Task description = Each record is to be duplicated exactly, with nothing added.

Supplied entries =
= = =
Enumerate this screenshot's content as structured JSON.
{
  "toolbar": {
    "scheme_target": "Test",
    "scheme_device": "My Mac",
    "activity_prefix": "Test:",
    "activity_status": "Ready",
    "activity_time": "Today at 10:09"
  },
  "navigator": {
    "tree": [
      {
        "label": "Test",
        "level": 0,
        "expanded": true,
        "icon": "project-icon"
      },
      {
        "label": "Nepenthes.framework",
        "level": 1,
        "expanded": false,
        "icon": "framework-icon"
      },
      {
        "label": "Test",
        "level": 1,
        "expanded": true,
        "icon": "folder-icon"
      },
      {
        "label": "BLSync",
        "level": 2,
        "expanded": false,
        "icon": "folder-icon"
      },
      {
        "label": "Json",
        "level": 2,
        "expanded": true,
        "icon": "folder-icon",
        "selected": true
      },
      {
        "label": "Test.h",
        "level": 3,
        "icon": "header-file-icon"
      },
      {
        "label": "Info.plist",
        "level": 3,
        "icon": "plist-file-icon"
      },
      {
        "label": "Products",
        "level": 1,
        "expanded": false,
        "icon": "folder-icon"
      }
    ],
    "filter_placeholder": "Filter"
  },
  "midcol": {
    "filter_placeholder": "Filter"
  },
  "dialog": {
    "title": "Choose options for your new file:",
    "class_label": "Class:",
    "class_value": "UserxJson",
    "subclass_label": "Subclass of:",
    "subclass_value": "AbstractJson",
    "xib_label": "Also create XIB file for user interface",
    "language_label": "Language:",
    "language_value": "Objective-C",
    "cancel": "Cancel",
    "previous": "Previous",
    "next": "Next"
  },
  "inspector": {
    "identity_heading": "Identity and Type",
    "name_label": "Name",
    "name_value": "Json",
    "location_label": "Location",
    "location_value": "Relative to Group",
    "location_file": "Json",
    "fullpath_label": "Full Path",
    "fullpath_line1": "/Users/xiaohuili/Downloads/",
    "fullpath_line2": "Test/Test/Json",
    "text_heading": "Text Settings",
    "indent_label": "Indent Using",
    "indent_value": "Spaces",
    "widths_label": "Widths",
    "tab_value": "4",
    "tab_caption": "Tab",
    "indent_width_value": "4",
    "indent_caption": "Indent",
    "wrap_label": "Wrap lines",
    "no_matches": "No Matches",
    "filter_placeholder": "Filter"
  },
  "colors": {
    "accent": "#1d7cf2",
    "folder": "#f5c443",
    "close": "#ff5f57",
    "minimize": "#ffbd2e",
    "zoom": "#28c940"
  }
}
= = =
Solution for this exercise =
Enumerate this screenshot's content as structured JSON.
{
  "toolbar": {
    "scheme_target": "Test",
    "scheme_device": "My Mac",
    "activity_prefix": "Test:",
    "activity_status": "Ready",
    "activity_time": "Today at 10:09"
  },
  "navigator": {
    "tree": [
      {
        "label": "Test",
        "level": 0,
        "expanded": true,
        "icon": "project-icon"
      },
      {
        "label": "Nepenthes.framework",
        "level": 1,
        "expanded": false,
        "icon": "framework-icon"
      },
      {
        "label": "Test",
        "level": 1,
        "expanded": true,
        "icon": "folder-icon"
      },
      {
        "label": "BLSync",
        "level": 2,
        "expanded": false,
        "icon": "folder-icon"
      },
      {
        "label": "Json",
        "level": 2,
        "expanded": true,
        "icon": "folder-icon",
        "selected": true
      },
      {
        "label": "Test.h",
        "level": 3,
        "icon": "header-file-icon"
      },
      {
        "label": "Info.plist",
        "level": 3,
        "icon": "plist-file-icon"
      },
      {
        "label": "Products",
        "level": 1,
        "expanded": false,
        "icon": "folder-icon"
      }
    ],
    "filter_placeholder": "Filter"
  },
  "midcol": {
    "filter_placeholder": "Filter"
  },
  "dialog": {
    "title": "Choose options for your new file:",
    "class_label": "Class:",
    "class_value": "UserxJson",
    "subclass_label": "Subclass of:",
    "subclass_value": "AbstractJson",
    "xib_label": "Also create XIB file for user interface",
    "language_label": "Language:",
    "language_value": "Objective-C",
    "cancel": "Cancel",
    "previous": "Previous",
    "next": "Next"
  },
  "inspector": {
    "identity_heading": "Identity and Type",
    "name_label": "Name",
    "name_value": "Json",
    "location_label": "Location",
    "location_value": "Relative to Group",
    "location_file": "Json",
    "fullpath_label": "Full Path",
    "fullpath_line1": "/Users/xiaohuili/Downloads/",
    "fullpath_line2": "Test/Test/Json",
    "text_heading": "Text Settings",
    "indent_label": "Indent Using",
    "indent_value": "Spaces",
    "widths_label": "Widths",
    "tab_value": "4",
    "tab_caption": "Tab",
    "indent_width_value": "4",
    "indent_caption": "Indent",
    "wrap_label": "Wrap lines",
    "no_matches": "No Matches",
    "filter_placeholder": "Filter"
  },
  "colors": {
    "accent": "#1d7cf2",
    "folder": "#f5c443",
    "close": "#ff5f57",
    "minimize": "#ffbd2e",
    "zoom": "#28c940"
  }
}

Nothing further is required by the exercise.